Gas from the fracked Amungee NW-1H well is flared during the testing phase. (ABC News: Dan Fitzgerald)
Fracking is set resume in the Northern Territory, following the Government’s decision to lift a moratorium but enforce strict new laws and regulations on the industry.
- The NT Government has lifted a moratorium on hydraulic fracturing
- It will adopt 135 recommendations of a scientific inquiry, designed to bring risks down to acceptable levels
- A number of “no-go” zones, where fracking is not allowed will be estsablished
Chief Minister Michael Gunner said all 135 recommendations of a recent scientific inquiry would be implemented in full, as he announced the decision on Tuesday morning.
He had imposed the moratorium before he was elected, saying the expansion of the resources industry depended “on the social approval of the people of the Northern Territory”.
A scientific inquiry led by Justice Rachel Pepper then spent 15 months investigating the issue, and found the risks of fracking could be reduced to acceptable levels if 135 recommendations were implemented in full.
Cabinet met yesterday ahead of the announcement this morning.

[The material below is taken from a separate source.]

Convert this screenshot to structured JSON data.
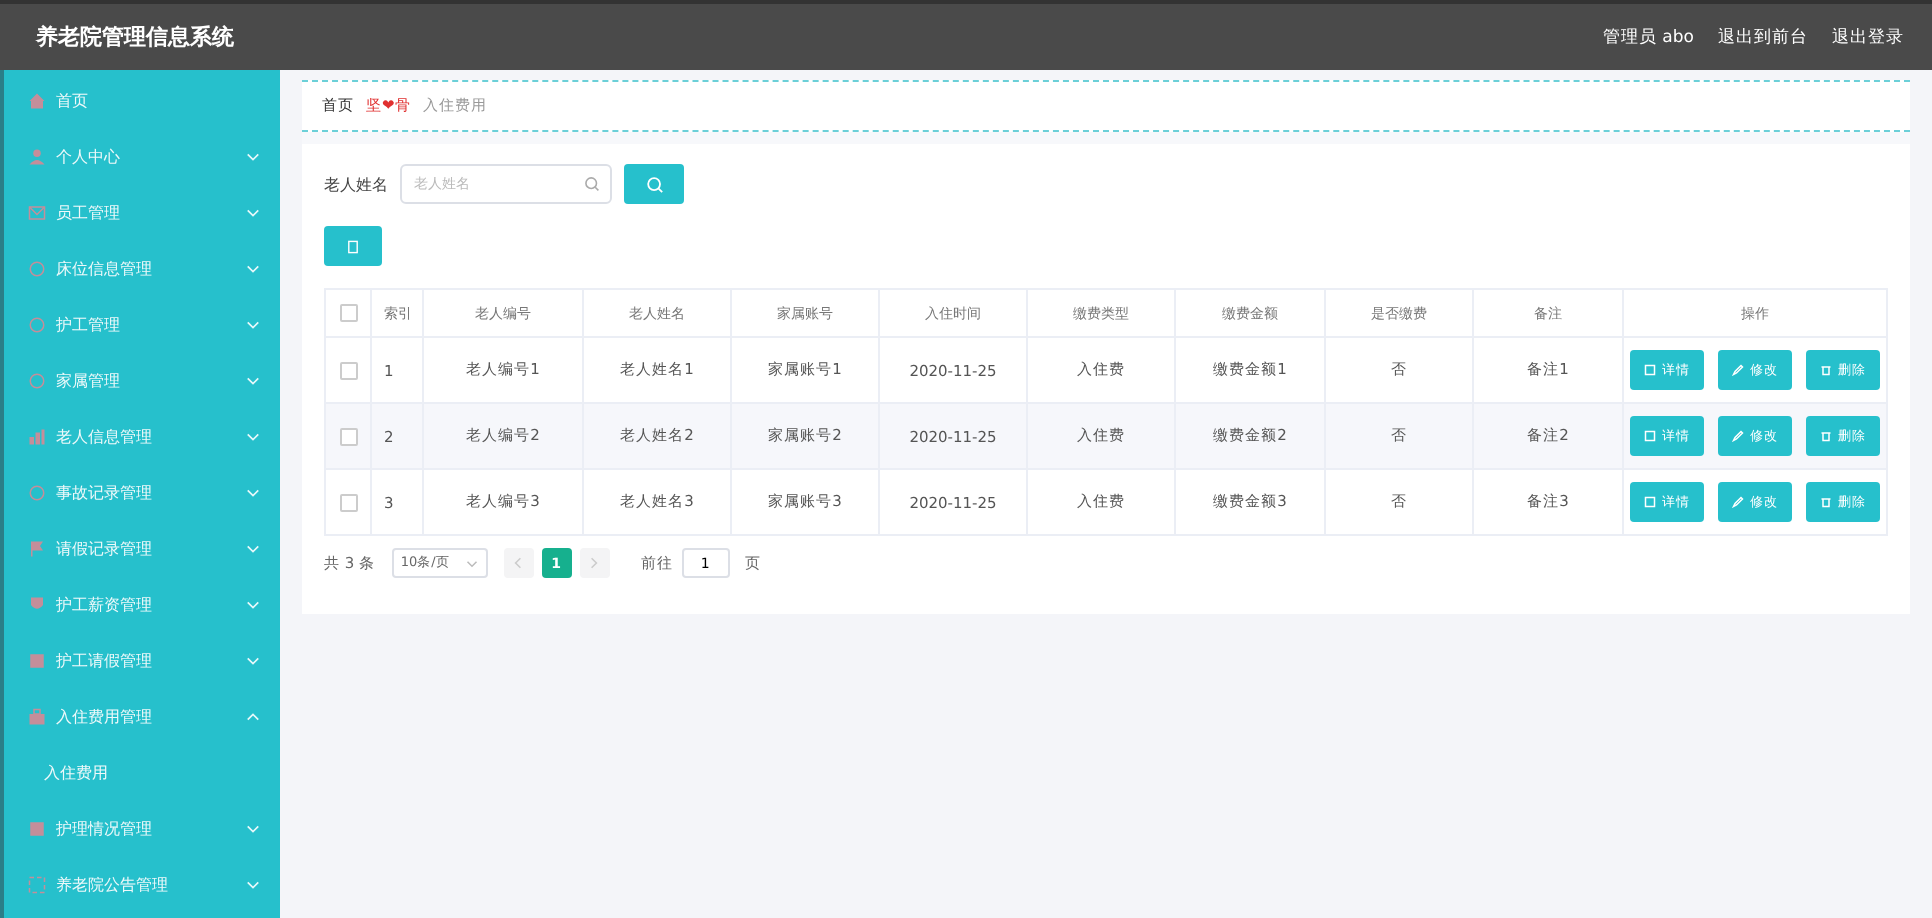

Fracking is likely to resume in the Beetaloo Basin, an area rich in shale gas and bordered by Mataranka to the north and Elliott to the south. (ABC News: Jane Bardon)
New laws for fracking industry
These new regulations on the industry will include having environmental management plans assessed by the NT Environmental Protection Authority and signed off by the environment minister.
There will be new requirements for pre-exploration, including codes of practice for well integrity, wastewater management frameworks and water licensing.
New requirements will also be introduced for pre-production, including developing new monitoring strategies, and further discussions with industry and pastoralists on land access requirements and compensation.
All environmental management plans will be released for public comment.
Broader judicial and merit review capabilities will be introduced, including third party appeals against approvals by stakeholders such as environmental and community groups, proponents and Aboriginal land councils.
There will also be new powers to sanction industry non-compliance and increased criminal penalties for environmental harm.
‘No-go zones’ introduced
Under the rules, fracking would be able to take place in 51 per cent of the Territory, with a number of “no-go” zones in place, including Indigenous protected areas, areas of environmental, cultural or agricultural significance and residential areas where there is some level of population density.
The Government said there would be no exploration for at least six months while data is collected for environmental modelling and regulatory changes are made, as per the inquiry’s recommendations.
A methane gas study will also be conducted before exploration begins.
It will be at least three years before production can begin because the Government has committed to further environmental studies.
The NT Government has also reached out to the Federal Government to partner with it in offsetting any additional emissions caused by a fracking industry.